What tasks, goals potential for renewal do museums have as institutions in the light of all the radical changes in the 21st century? How can they remain sustainable in spite of globalisation and with ever-scarcer resources, a growing search for personal and cultural identity, changing demands in extracurricular education, and new findings in perceptual psychology?
These are the questions Ruairí O’Brien, founder of the Erich Kästner Museum, asked himself, which led to his development of unique, new type of museum. The mobile interactive micromuseum® is simultaneously architecture, art, furniture and scientific apparatus.
The intelligent museum architecture that can grow organically succeeds in connecting apparent opposites like fast/slow, virtuality/reality, perfection/imperfection, content overkill/resource-minimising technology, tradition/innovation, cultural heritage/event society and globality/locality, to name just a few.
Thanks to the microarchitectural, resource-saving implementation, it not only preserves the authentic structure of the villa but also plays a key role in urban regeneration of a central area of Dresden’s Neustadt district, opening it up to the public. This organic approach to monument preservation meets the need to preserve the past and update it for the present and future, by revealing the old identity (the building structure) and assimilating it with the new (its new content and function). The museum is integrated as an innovative house within a house in the listed Villa Augustin and also in the virtual ‘global house’ of the internet.
All visitors are invited to explore the life-size museum block and look ‘behind it’ at their own pace and according to their own interests, and to pay closer attention to particular objects. Each and every one of these blocks is an autonomous object that combines to make a whole with the other elements (13+1=15).
The efficient total artwork features a modular design, and was built and populated in several stages – based on the availability of financial resources and contents. It is a growing, regenerating museum, which adapts to its visitors needs and wants.
The mobile, interactive micromuseum® is a new model for future museums dedicated to prominent individuals who have not left their estate to the museum. This project unites literature, architecture, art, communication and technology, combining tactile contents and the latest media.

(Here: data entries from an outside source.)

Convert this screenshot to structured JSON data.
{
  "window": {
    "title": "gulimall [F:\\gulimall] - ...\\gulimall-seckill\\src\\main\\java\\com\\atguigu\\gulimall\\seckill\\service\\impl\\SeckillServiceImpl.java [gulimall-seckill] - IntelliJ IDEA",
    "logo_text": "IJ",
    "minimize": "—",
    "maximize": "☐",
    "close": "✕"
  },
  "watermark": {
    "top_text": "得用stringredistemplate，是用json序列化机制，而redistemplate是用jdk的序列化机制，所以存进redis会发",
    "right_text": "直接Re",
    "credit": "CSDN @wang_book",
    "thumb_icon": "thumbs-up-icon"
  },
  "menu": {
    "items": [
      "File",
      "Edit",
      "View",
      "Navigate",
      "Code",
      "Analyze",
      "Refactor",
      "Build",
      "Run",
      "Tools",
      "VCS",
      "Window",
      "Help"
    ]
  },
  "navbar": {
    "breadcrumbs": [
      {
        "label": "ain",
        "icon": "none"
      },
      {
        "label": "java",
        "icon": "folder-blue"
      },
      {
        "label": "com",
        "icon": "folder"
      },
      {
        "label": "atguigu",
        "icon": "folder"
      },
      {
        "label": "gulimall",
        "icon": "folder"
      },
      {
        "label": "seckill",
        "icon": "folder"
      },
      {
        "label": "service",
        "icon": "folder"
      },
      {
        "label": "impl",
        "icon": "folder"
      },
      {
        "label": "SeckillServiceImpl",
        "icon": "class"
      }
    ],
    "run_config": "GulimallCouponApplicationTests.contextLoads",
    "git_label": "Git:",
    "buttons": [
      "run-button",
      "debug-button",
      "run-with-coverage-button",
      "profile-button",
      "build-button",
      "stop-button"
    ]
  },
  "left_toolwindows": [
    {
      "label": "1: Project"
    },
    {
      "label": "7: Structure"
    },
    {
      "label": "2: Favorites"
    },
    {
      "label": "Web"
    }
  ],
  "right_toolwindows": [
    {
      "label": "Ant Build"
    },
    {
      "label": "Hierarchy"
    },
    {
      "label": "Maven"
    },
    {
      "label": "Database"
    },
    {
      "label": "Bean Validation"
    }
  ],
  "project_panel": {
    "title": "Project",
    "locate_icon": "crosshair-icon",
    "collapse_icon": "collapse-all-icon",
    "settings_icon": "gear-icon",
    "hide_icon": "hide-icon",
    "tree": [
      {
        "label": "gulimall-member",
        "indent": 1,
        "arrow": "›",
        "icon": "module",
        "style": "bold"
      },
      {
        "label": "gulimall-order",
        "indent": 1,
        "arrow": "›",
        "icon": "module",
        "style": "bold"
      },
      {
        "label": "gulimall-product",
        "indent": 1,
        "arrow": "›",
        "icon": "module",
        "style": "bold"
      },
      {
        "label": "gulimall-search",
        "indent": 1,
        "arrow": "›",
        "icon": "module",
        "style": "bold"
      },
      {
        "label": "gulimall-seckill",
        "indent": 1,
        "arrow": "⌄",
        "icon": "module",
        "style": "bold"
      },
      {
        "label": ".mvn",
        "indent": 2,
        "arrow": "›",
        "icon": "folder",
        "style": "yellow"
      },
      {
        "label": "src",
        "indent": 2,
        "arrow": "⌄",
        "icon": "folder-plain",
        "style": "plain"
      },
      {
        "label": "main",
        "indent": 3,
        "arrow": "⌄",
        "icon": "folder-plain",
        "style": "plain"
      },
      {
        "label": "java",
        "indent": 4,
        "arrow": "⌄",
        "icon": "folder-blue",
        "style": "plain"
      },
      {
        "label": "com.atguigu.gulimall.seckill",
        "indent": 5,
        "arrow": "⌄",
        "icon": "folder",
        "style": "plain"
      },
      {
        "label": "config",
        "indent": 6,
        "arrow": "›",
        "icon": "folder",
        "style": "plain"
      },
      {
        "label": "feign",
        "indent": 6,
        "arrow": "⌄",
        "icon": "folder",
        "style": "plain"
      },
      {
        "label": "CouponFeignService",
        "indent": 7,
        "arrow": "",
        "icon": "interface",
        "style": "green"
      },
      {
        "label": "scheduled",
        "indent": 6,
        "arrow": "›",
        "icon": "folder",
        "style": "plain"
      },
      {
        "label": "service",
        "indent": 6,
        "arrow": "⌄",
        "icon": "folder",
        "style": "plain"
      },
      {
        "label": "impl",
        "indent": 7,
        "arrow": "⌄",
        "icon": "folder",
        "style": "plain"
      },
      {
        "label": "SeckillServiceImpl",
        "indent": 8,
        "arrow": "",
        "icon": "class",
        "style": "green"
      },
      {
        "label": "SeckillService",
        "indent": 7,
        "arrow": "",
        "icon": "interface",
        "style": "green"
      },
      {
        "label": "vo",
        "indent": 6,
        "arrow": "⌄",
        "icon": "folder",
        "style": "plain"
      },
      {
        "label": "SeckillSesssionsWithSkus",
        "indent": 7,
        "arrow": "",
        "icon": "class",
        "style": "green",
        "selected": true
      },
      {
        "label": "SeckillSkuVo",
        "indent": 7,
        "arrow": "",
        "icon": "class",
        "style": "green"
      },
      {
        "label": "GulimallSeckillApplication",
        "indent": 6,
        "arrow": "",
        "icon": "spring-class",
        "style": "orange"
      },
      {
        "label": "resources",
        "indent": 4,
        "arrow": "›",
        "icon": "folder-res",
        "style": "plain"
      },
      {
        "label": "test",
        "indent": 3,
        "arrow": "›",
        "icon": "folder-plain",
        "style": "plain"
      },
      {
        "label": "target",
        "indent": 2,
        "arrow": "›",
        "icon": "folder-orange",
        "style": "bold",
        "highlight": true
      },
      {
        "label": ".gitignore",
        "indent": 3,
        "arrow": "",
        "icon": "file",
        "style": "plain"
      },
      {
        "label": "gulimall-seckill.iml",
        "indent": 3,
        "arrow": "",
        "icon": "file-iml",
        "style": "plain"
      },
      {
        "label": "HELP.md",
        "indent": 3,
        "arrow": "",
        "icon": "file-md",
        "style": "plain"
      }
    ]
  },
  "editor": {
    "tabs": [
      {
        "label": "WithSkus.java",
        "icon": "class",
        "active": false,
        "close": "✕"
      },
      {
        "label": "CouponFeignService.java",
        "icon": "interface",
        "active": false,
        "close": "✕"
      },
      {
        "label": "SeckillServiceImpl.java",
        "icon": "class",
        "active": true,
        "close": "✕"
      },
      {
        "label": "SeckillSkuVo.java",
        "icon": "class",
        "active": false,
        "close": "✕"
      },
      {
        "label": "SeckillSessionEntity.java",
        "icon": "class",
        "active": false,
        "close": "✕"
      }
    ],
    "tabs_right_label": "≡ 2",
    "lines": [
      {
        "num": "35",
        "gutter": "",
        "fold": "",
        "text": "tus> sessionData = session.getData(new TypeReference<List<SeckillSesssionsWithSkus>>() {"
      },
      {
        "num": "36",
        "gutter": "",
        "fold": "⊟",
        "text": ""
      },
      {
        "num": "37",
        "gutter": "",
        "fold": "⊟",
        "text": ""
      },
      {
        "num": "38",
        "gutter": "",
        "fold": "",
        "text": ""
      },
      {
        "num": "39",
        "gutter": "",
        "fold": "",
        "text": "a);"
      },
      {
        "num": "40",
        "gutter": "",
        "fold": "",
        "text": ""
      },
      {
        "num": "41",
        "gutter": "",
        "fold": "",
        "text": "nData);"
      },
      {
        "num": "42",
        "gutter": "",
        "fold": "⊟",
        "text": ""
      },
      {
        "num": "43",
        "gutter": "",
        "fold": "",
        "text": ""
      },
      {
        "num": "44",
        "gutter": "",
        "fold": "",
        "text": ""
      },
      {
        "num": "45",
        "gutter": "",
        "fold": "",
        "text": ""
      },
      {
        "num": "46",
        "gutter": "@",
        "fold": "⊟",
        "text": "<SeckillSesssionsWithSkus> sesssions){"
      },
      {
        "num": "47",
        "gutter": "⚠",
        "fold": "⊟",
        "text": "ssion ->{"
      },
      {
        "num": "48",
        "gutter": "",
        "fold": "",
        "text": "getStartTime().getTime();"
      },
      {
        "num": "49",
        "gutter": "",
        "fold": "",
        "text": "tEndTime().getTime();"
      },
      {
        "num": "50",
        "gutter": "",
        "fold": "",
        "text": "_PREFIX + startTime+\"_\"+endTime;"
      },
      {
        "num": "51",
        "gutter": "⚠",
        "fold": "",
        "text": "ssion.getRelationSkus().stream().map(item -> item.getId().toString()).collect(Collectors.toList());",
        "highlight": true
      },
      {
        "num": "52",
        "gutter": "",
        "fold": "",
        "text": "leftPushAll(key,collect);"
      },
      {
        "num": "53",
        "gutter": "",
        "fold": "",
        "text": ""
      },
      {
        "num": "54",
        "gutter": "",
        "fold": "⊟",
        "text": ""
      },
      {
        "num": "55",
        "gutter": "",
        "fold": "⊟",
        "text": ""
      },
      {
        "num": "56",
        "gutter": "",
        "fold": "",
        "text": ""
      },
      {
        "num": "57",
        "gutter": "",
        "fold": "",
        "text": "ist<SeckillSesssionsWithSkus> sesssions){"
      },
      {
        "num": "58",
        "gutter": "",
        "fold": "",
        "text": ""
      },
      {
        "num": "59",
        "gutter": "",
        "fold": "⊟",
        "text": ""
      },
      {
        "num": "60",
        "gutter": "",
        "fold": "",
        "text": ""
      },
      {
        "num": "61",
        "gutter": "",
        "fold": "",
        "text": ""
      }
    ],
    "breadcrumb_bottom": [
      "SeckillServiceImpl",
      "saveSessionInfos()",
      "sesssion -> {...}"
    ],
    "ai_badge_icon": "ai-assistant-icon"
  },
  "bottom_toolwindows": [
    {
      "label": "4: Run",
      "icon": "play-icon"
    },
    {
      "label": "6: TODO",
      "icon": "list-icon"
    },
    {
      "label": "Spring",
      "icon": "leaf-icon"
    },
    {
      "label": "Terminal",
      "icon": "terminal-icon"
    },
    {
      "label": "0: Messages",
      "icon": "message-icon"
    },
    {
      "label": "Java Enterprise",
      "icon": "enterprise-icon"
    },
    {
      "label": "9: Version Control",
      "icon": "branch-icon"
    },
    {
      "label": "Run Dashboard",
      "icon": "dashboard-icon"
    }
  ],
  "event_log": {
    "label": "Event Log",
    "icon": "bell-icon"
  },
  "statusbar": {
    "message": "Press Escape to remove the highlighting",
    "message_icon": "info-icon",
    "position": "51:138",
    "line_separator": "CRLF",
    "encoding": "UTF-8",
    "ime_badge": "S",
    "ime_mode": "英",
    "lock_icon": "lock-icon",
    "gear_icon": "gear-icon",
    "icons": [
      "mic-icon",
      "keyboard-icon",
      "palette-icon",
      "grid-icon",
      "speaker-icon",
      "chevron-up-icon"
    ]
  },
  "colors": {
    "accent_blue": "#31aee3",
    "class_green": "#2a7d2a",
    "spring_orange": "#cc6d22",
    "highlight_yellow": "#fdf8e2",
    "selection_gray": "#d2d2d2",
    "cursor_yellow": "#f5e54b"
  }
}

The custom-made micromuseum® is a ‘walk-in treasure chest’ and was initially developed for a 15 m² room in Dresden-Neustadt, Kästner’s hometown from 1899 to 1917. With ‘less is more’ as the guiding architectural vision, the design fits several real spaces into one room to save resources. By using the internet as a virtual space, the museum can maximise its public impact while also reducing the global carbon footprint by reducing the time and energy expended for travel. Whereas conventional museums generally impose the role of mere spectators on visitors, the interactive micromuseum® takes its visitors on an exciting adventure of their own.
On entering the museum at Antonstraße 1, visitors find themselves facing an elegant object that is 2 metres tall, 3 metres long and 1.2 metres wide. This object is the museum itself, a piece of art that visitors must examine and explore to gain access to its contents. The visitor gradually notices that the solid cuboid can be opened like a fruit. A dozen individual elements roll away from the central core like building blocks on wheels. Inside, the elements reveal well-stocked bookshelves, drawers and display cases for photographs and personal items. The core, a multimedia time machine, is permanently installed in the centre of the room.
The combination of the physically slow opening procedure and high-speed multimedia access enables visitors to experience conscious contrasts of time and speed. Each visitor creates their own, completely new choreography as they explore and investigate the architectural elements and their contents. Besides books and other original exhibits, Kästner fans will find audio and video material and a workstation equipped with the latest computer technology, giving them access to the latest research findings and information on Erich Kästner.
Items from Kästner´s estate – most of which were never put up for sale – can be viewed on the computer screen. Present and future Kästner fans of all ages can explore the real as well as the virtual world for Kästner news.